Fort Worth, TX, 10-MAR-04 -- Lockheed Martin [NYSE: LMT] has made great strides in preparing to introduce a system of paperless technical manuals for the worldwide F-16 fleet. These computer-accessible electronic guides will eventually replace the mounds of paper documents that currently accompany each delivered Fighting Falcon.
The F-16 International Technical Order Digitization (ITOD) program is paving the way for electronic manual support of next-generation fighters such as the F/A-22 and F-35 Joint Strike Fighter. In addition, it could save hundreds of millions of dollars over the decades-long service life that remains for some 3,000 F-16s in 24 countries.
One aspect of the initiative is validating the feasibility of creating multiple international versions of F-16 Electronic Training Manuals (ETM) from a single database. Seventeen countries that operate the F-16 are participating in the development and test stage of the document authoring program, which began in 2001 and will conclude in September 2004, when implementation of the F-16 ETMs begins.
Last summer, the U.S. Air Force and four other countries participated in hands-on demonstrations of the F-16 ETMs and reviewed the process used to create common and country-unique databases for F-16 manuals.
F-16 ITOD responds to the Department of Defense's Electronic Commerce Initiative and U.S. Air Force's Lightning Bolt initiative for reduction of total military aircraft ownership costs.
More than 1.4 million pages of F-16 technical manuals exist worldwide at maintenance facilities. Each country that operates the Fighting Falcon has a unique set of manuals comprising about 250 volumes and 50,000 pages, making updates intensive, slow and costly.
About 60 percent of the information in F-16 technical manuals is common across the 24 using countries. Electronic formatting in a single, composite database will leverage this commonality and result in an estimated cost savings of 24 percent in the technical update of the data. When you consider the savings on printing, distribution and technical library updates for hundreds of manuals at bases located around the world, the savings for the U.S. Air Force alone could be about $500 million over the remaining life of the F-16.
The F-16 is still in production and will still be in service more than 25 years from now, said Brian Landrum, USAF ITOD program manager. The conversion to ETMs will certainly pay for itself many times over. In addition, we are paving the way for the next-generation, multi-variant, multi-service, multinational fighter, the F-35.
In a related effort, the U.S. Air Force is establishing an infrastructure to distribute electronic Technical Orders worldwide and hopes to have portable displays fielded in 2006.

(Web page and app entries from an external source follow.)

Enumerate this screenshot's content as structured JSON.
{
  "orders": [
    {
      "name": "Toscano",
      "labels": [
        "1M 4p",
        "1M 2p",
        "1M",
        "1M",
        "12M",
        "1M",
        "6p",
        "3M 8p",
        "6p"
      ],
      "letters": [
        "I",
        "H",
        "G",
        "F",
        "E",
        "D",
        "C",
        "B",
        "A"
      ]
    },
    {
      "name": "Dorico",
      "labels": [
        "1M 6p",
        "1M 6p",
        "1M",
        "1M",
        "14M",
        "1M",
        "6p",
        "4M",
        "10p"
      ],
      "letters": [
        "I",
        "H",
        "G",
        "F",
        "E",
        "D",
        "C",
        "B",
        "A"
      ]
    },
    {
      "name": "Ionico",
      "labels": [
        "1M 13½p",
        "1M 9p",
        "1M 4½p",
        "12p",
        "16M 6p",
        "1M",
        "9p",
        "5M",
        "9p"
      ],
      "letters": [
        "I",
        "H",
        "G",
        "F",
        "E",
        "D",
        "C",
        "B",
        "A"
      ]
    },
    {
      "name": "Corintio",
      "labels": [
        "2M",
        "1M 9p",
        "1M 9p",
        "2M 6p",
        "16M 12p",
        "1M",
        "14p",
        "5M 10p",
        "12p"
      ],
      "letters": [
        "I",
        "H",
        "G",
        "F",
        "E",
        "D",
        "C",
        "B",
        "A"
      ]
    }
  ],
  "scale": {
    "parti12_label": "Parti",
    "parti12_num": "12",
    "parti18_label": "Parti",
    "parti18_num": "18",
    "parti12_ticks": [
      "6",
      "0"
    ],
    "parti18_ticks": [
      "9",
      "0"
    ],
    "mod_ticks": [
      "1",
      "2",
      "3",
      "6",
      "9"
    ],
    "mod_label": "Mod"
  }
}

As prime contractor for the F-16 ITOD program, Lockheed Martin has made a substantial investment in developing a world-class publishing and conversion tool suite known as VISTA (Virtually Integrated System for Technical Authoring). VISTA is based on efforts originally pioneered with the F-117 stealth fighter for its Interactive Electronic Technical Order system. VISTA converts legacy databases and provides a standard electronic format. It is currently being used at Lockheed Martin Aeronautics Company facilities in Fort Worth, Tex., and Palmdale, Calif., and plans are in place to expand it to other aircraft programs at Lockheed Martin's Marietta, Ga., site.
ETMs are the maintainers' contribution in the era of digital battle space, said William B. Anderson, vice president of Customer Support at Lockheed Martin Aeronautics. The F/A-22, the United Arab Emirates Block 60 F-16 program and the F-35 Joint Strike Fighter will use electronic technical manuals from the beginning. We look forward to implementing them across all of our fielded aircraft programs as soon as possible.